The Department of Homeland Security agency responsible for research and development of new technology to detect and prevent terrorist activity is on the chopping block due to poor leadership, poor money management and poor results, the Washington Post reported Sunday.
This just might be a good thing.
The Science and Technology Directorate of DHS has had trouble retaining people, has been reorganized several times, and has had its budget cut since its inception in 2003. Its former head resigned earlier this year and was just replaced.
The problems plaguing the agency are getting increased attention after August 10 news of the United Kingdom having interrupted a terrorist plot to blow up airliners using liquid explosives.
Few experts believe that accelerated research alone would have been certain to stop a bomb plot involving liquid or gel explosives. Screening for such weapons poses both operational and technological challenges, experts said. But more research on approaches to countering emerging threats from conventional explosives improves the odds of detecting each attack, experts agree, and the years lost when work on new technology is not occurring cannot be recaptured, they said.

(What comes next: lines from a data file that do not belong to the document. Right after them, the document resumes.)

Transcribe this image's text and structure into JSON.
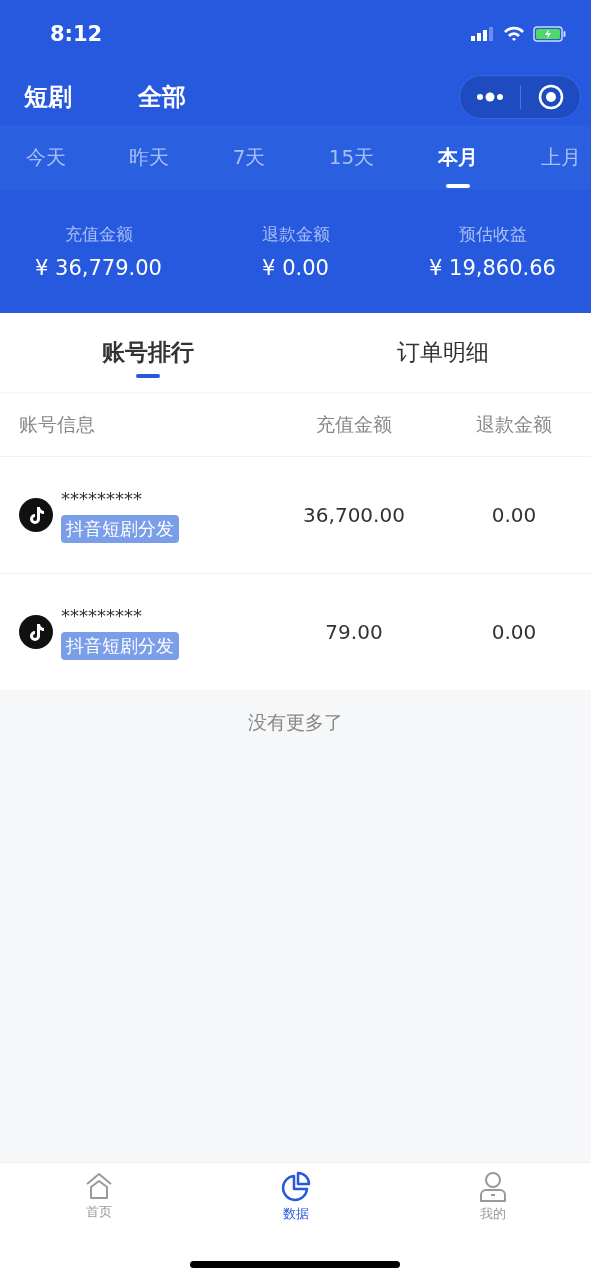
{
  "status_bar": {
    "time": "8:12"
  },
  "header": {
    "title": "短剧",
    "filter": "全部"
  },
  "period_tabs": [
    {
      "label": "今天",
      "selected": false
    },
    {
      "label": "昨天",
      "selected": false
    },
    {
      "label": "7天",
      "selected": false
    },
    {
      "label": "15天",
      "selected": false
    },
    {
      "label": "本月",
      "selected": true
    },
    {
      "label": "上月",
      "selected": false
    }
  ],
  "summary": [
    {
      "label": "充值金额",
      "value": "¥ 36,779.00"
    },
    {
      "label": "退款金额",
      "value": "¥ 0.00"
    },
    {
      "label": "预估收益",
      "value": "¥ 19,860.66"
    }
  ],
  "sub_tabs": [
    {
      "label": "账号排行",
      "selected": true
    },
    {
      "label": "订单明细",
      "selected": false
    }
  ],
  "table": {
    "columns": [
      "账号信息",
      "充值金额",
      "退款金额"
    ],
    "rows": [
      {
        "account": "*********",
        "tag": "抖音短剧分发",
        "recharge": "36,700.00",
        "refund": "0.00"
      },
      {
        "account": "*********",
        "tag": "抖音短剧分发",
        "recharge": "79.00",
        "refund": "0.00"
      }
    ]
  },
  "end_note": "没有更多了",
  "bottom_nav": [
    {
      "label": "首页",
      "kind": "home",
      "selected": false
    },
    {
      "label": "数据",
      "kind": "chart",
      "selected": true
    },
    {
      "label": "我的",
      "kind": "user",
      "selected": false
    }
  ]
}
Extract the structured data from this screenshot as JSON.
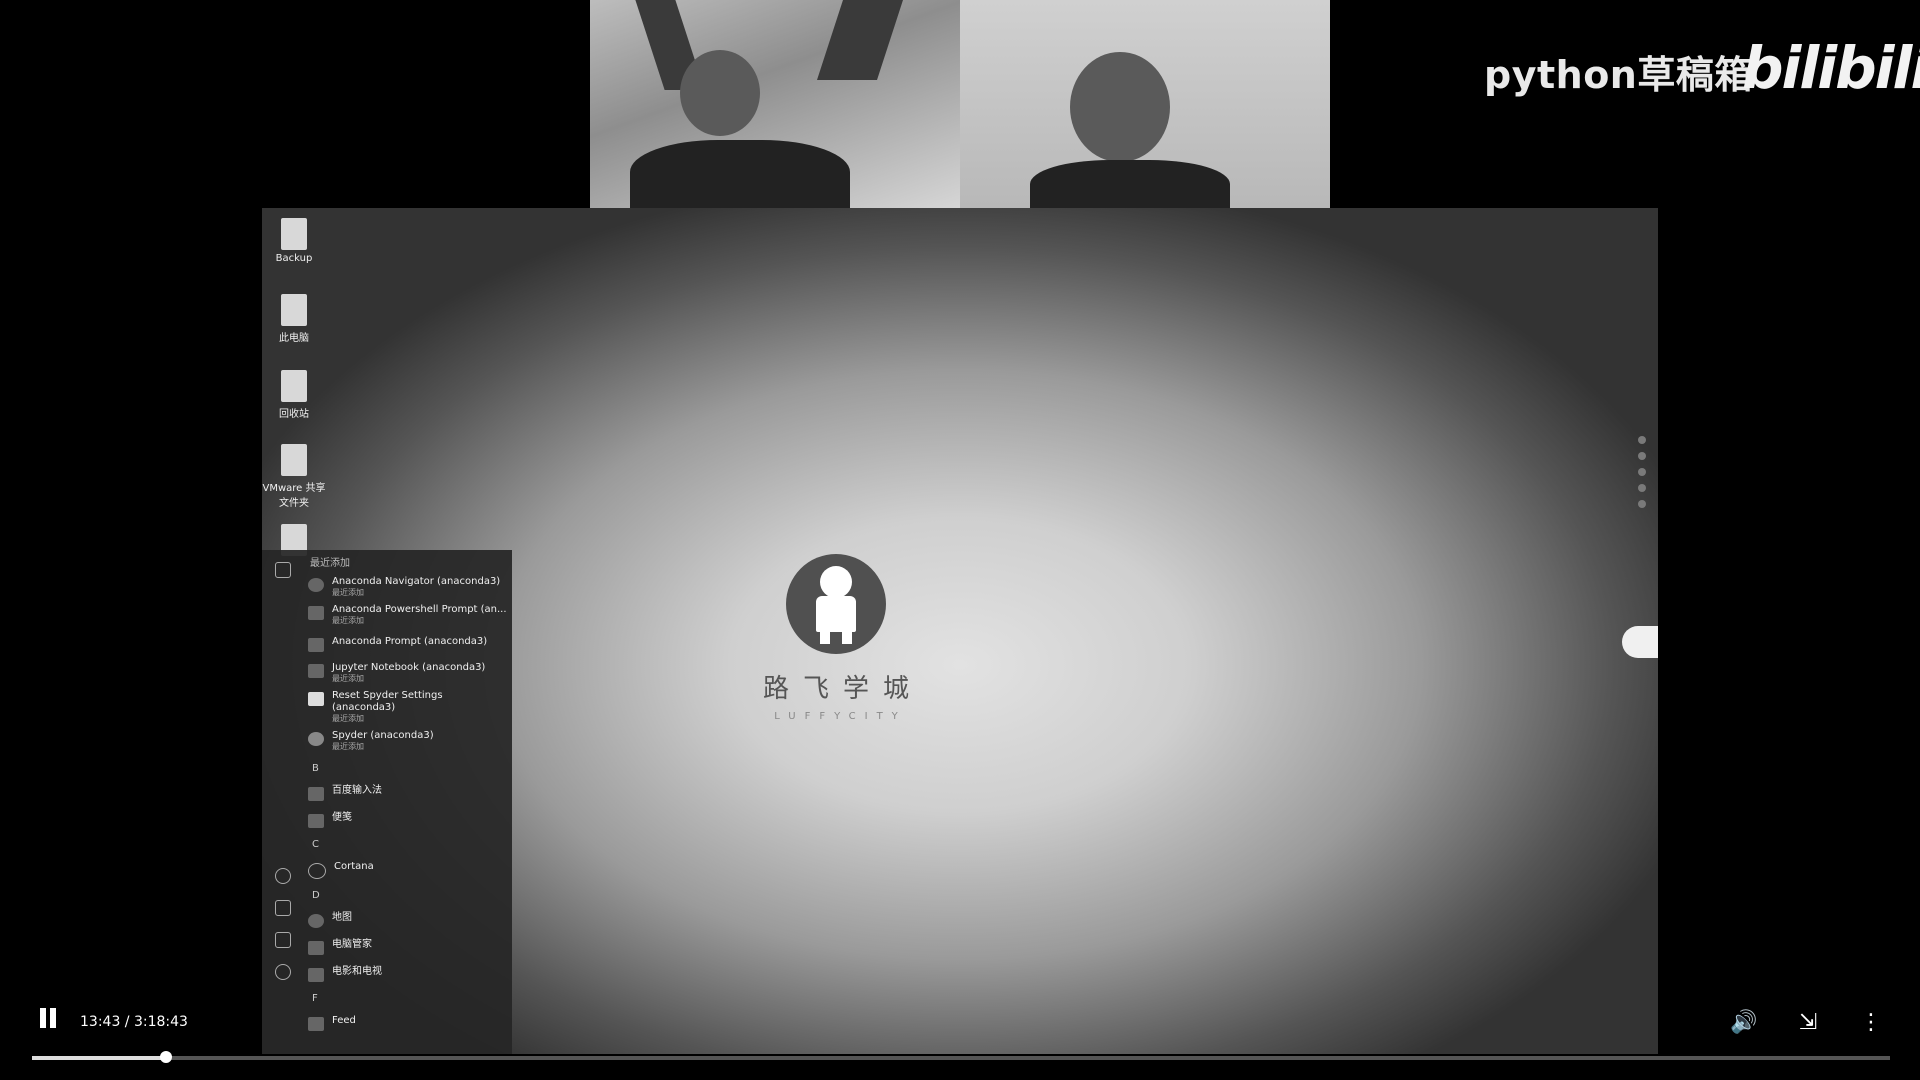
{
  "watermark": {
    "channel": "python草稿箱",
    "logo": "bilibili"
  },
  "desktop": {
    "icons": [
      {
        "label": "Backup"
      },
      {
        "label": "此电脑"
      },
      {
        "label": "回收站"
      },
      {
        "label": "VMware 共享文件夹"
      },
      {
        "label": ""
      }
    ],
    "brand": {
      "cn": "路飞学城",
      "en": "LUFFYCITY"
    }
  },
  "start_menu": {
    "recent_header": "最近添加",
    "recent_items": [
      {
        "label": "Anaconda Navigator (anaconda3)",
        "sub": "最近添加",
        "icon": "circle-icon"
      },
      {
        "label": "Anaconda Powershell Prompt (an...",
        "sub": "最近添加",
        "icon": "terminal-icon"
      },
      {
        "label": "Anaconda Prompt (anaconda3)",
        "sub": "",
        "icon": "terminal-icon"
      },
      {
        "label": "Jupyter Notebook (anaconda3)",
        "sub": "最近添加",
        "icon": "notebook-icon"
      },
      {
        "label": "Reset Spyder Settings (anaconda3)",
        "sub": "最近添加",
        "icon": "file-icon"
      },
      {
        "label": "Spyder (anaconda3)",
        "sub": "最近添加",
        "icon": "spider-icon"
      }
    ],
    "groups": [
      {
        "letter": "B",
        "items": [
          {
            "label": "百度输入法",
            "icon": "folder-icon"
          },
          {
            "label": "便笺",
            "icon": "note-icon"
          }
        ]
      },
      {
        "letter": "C",
        "items": [
          {
            "label": "Cortana",
            "icon": "circle-icon"
          }
        ]
      },
      {
        "letter": "D",
        "items": [
          {
            "label": "地图",
            "icon": "map-icon"
          },
          {
            "label": "电脑管家",
            "icon": "app-icon"
          },
          {
            "label": "电影和电视",
            "icon": "film-icon"
          }
        ]
      },
      {
        "letter": "F",
        "items": [
          {
            "label": "Feed",
            "icon": "app-icon"
          }
        ]
      }
    ]
  },
  "player": {
    "time": "13:43 / 3:18:43",
    "progress_fraction": 0.072,
    "icons": [
      "pause-icon",
      "volume-icon",
      "exit-fullscreen-icon",
      "more-icon"
    ]
  }
}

“There was a period that actually very little was getting done . . . even though this was something that everyone thought would be heavily funded,” said Fred Roder, manager of the explosives countermeasures portfolio at Homeland Security from 2003 to 2006. Lost in the scramble was research to secure aviation cargo and to prevent car and truck bombs, he said. — Washington Post

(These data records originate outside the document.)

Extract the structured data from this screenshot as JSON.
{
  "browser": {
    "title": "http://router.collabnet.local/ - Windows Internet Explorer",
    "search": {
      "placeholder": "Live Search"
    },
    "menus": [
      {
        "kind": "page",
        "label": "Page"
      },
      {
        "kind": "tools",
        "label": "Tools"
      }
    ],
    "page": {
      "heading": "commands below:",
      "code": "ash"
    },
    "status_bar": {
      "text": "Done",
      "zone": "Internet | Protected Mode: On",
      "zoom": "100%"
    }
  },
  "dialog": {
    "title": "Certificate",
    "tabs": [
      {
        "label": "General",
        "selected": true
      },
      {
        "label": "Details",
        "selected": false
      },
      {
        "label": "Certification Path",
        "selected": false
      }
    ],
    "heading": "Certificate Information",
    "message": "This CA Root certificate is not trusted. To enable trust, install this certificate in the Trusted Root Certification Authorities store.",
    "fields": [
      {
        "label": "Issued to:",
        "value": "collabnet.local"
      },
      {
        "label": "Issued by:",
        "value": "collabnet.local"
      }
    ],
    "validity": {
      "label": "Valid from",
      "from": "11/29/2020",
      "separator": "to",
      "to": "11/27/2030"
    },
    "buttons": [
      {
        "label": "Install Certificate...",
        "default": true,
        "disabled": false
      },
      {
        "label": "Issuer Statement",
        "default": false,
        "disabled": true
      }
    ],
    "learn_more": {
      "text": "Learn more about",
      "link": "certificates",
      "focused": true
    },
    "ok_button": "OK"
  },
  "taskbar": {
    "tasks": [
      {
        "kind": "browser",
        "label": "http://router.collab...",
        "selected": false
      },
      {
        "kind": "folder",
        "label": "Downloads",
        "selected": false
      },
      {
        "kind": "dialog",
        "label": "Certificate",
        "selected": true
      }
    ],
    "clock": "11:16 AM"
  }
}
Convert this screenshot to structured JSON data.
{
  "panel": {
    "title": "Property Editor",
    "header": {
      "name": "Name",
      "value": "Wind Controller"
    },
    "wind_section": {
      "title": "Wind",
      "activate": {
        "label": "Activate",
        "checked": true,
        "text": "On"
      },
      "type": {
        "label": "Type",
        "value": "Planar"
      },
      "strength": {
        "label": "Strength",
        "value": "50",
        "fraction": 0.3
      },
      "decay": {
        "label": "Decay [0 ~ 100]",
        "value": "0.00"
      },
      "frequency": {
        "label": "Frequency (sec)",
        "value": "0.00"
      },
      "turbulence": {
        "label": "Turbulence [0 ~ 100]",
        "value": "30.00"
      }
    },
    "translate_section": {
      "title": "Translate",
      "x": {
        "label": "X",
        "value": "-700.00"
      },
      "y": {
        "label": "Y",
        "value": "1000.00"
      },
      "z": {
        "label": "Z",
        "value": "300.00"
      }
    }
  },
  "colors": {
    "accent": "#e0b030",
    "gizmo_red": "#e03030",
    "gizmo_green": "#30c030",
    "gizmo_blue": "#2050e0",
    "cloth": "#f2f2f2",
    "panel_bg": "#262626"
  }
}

The agency, it turns out, was hobbled by the Bush administration’s poor vision. Focused too heavily on threats of weapons of mass destruction, it all but ignored smaller, much more likely threats.
The free market, however, did not.
I regularly receive press releases from various companies offering some new homeland security related technology, hoping to cash in on the security craze. One New York company announced Friday that it had dogs specially trained to sniff out liquid explosives such as those which the government had said were to be used in the foiled terror plot.
And one New Zealand company announced that it already had technology capable of detecting liquid explosive traces on carry-on baggage that was so fast and easy to use it wouldn’t even slow down the lines at the security checkpoints. It was just waiting for somebody to place an order.
It’s time for us to realize — again — that homeland security is not a function of the government, but of We the People, who should be ashamed of ourselves for abdicating our responsibility to keep ourselves secure.